Hyperbolic as may seem, this tidings-detached self of mine knows no band to have recently incorporated more intentional art references of the sophisticated kind than 30 Seconds to Mars. And I’m emphasizing the intentionality bit on account of Jared Leto’s quasi-academic training in the field with particular regard to a music video he’s, among others, directed.
Because nowhere has he poured a larger quantity of postmodern aesthetics to equal the fine art imagery in which “Up in the Air”, their 4th album’s debut single, abounds.
Wolves, supermodels, gymnasts, butterflies, masked dancers and zebras galore intermingle to encapsulate a dream manipulated as a pretext for a whole array of concepts.
So it is naturally through this short movie that Leto’s “connoisseur”-tinted ingenuity reaches a certain apex I’m subsequently going to dissect. After I’m done with my dubiously eulogistic intro.
Now, having seen it, don’t you find it staggering to perceive, the visual impact of Dalinian structures built on cohering hallucinations? the juxtaposition of rich colors? or, more explicitly, the Warhol lips in focus?

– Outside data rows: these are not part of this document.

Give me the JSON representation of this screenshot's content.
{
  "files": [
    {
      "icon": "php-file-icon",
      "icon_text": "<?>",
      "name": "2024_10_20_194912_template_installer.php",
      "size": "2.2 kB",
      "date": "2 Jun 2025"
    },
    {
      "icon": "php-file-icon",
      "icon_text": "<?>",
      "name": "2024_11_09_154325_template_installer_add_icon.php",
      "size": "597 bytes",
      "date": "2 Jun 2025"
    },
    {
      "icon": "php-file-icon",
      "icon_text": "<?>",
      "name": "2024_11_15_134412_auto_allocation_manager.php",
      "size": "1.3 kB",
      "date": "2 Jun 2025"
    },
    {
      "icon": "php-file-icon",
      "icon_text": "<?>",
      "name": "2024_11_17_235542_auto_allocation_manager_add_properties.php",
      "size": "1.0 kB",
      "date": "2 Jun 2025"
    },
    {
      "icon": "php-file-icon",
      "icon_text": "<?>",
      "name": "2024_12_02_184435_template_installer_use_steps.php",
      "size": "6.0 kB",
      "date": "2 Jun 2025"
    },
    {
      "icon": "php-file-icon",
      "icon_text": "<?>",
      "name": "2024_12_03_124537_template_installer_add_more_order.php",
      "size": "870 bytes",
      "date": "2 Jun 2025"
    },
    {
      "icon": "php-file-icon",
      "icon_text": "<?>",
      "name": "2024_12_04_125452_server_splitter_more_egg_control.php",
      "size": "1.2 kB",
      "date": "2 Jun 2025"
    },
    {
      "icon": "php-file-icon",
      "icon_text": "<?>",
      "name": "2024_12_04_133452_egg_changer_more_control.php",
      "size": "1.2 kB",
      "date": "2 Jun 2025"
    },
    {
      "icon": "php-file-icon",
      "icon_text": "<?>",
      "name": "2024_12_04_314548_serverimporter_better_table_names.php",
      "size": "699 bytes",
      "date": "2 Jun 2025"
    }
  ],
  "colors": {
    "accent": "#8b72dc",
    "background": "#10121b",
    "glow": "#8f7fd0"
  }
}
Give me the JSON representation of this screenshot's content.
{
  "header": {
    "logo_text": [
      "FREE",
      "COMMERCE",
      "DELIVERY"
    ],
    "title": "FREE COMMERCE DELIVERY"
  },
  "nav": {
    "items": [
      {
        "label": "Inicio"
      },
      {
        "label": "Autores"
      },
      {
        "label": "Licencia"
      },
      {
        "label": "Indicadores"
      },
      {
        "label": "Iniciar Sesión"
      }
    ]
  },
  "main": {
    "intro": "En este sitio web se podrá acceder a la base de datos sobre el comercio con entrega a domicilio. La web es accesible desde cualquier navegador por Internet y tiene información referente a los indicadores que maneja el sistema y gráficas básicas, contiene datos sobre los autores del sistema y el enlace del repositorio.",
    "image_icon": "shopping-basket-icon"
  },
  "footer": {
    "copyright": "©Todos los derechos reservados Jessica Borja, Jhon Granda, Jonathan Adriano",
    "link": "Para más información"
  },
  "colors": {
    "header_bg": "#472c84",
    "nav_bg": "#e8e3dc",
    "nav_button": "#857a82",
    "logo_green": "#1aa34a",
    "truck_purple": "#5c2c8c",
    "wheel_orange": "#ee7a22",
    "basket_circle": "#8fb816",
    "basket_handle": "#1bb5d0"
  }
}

To conjure up what is by the song itself implied to be a surreal atmosphere, these elements get jumbled with allegorical animals and people no less chimerical. In a Giger-like factory. Through which ramble the dreamers. Among several sculptures set on fire by the very man who devised them, a certain Maxwell Snow. And the omnipresent Damien Hirst pieces, including the largest spot painting ever produced.
The result amounts to a genuine celebration of contemporary art I wouldn’t have expected to appear so articulate in integrating such variety of sources, especially not to the extent that I couldn’t immediately grasp the reference.
For instance, the cameo of a Lucian Freud woman took me a while.
But I’m curious if you can spot other potential similarities to famous works?
Patricia Beykrat – the Roving Aesthete